Tuesday, November 25, 2008

Big Three in Big Trouble

The American car makers are in BIG TROUBLE. I used to drive a Ford. I loved my Festiva. It had 305k miles on it when I traded it in. I'm the sort of person that ought to be the target for the American car makers. I drive a Honda and will not drive anything else. They lost me and a whole lot of folks like me by making cars that were not as good as the Japanese imports and were not as appropriate for the times.

Now the Republicans are barking mad about bailing out the auto companies that are in trouble for having produced nothing but massive SUVs as gas went up to $4/gallon. Of course, not everyone wanted them to make those cars. Some folks were trying to raise the mileage requirement, trying to get Detroit to produce gas/electric hybrids, and smaller vehicles in general. But they refused and at every turn, who was supporting them legislatively in this arguing that it was American to drive a big truck, that we don't punish the successful, that it is virtuous, but not the government's business to conserve energy? The very same people who are now blaming the car companies for mismanagement and refusing to give them help are the ones who were enabling them. Of course, there were Democrats on board too, Rep. Dingell for example.

Now, we've got calls from the Democrats to help bail them out because if they go under, along go LOTS of jobs directly and indirectly, like parts manufacturers, and with things already teetering will take a major shock. What's good for General Motors, it used to be said, was good for America. But there are strings attached. You don't give the junkie money to pay off his debts without sending him for treatment at the same time. There are calls for accountability and federal oversight. The government wants to be able to look over the shoulders of major corporations while they make decisions. The conservative fears are being realized, it is creeping socialism. In fact, the new GM models are going to be marketed as CHE-vrolets.

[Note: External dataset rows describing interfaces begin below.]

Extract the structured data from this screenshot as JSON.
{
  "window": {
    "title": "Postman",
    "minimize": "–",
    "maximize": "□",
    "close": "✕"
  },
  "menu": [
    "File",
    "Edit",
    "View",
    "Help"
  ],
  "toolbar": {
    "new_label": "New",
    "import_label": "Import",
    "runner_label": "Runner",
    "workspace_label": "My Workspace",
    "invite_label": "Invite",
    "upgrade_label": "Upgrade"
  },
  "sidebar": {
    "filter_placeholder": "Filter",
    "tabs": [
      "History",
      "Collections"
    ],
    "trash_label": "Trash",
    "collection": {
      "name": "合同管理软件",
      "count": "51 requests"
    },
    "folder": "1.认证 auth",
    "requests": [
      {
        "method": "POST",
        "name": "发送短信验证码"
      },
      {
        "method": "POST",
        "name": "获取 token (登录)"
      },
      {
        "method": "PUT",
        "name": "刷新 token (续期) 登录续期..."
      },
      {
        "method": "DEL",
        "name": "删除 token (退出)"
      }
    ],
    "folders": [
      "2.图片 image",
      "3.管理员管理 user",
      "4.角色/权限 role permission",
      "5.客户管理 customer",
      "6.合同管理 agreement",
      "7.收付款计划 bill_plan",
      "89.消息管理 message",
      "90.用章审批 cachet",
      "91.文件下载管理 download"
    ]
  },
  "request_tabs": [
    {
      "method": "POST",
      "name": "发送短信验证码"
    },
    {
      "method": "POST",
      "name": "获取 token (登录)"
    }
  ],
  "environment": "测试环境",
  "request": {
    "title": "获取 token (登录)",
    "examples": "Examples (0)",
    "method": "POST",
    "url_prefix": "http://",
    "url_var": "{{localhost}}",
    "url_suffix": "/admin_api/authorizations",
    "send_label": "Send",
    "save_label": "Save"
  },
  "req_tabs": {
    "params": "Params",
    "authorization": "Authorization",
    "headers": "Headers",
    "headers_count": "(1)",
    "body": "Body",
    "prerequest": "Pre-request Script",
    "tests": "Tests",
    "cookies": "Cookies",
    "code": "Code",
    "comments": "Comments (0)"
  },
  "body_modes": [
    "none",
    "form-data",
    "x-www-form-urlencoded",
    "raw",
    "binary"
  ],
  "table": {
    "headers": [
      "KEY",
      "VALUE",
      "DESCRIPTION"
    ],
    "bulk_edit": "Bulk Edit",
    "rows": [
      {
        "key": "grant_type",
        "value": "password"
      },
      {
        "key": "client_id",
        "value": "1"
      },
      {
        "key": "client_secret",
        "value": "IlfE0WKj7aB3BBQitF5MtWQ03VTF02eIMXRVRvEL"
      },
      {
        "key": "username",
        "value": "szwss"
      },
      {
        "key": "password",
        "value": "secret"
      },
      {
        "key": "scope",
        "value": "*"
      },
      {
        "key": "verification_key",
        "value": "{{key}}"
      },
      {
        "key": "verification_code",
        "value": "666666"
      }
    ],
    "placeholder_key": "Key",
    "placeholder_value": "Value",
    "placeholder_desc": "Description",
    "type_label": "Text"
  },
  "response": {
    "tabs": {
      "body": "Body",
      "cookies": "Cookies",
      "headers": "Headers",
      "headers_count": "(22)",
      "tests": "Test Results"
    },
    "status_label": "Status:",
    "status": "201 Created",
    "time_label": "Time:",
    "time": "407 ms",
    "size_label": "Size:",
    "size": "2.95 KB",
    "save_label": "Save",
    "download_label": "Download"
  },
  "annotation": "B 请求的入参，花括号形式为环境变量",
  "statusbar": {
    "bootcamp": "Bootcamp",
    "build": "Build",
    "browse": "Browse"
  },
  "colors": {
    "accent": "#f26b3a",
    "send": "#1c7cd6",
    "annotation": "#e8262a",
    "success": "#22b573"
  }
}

Are the bailouts really necessary? Is government oversight and conditions on what they choose to bring to market acceptable? necessary?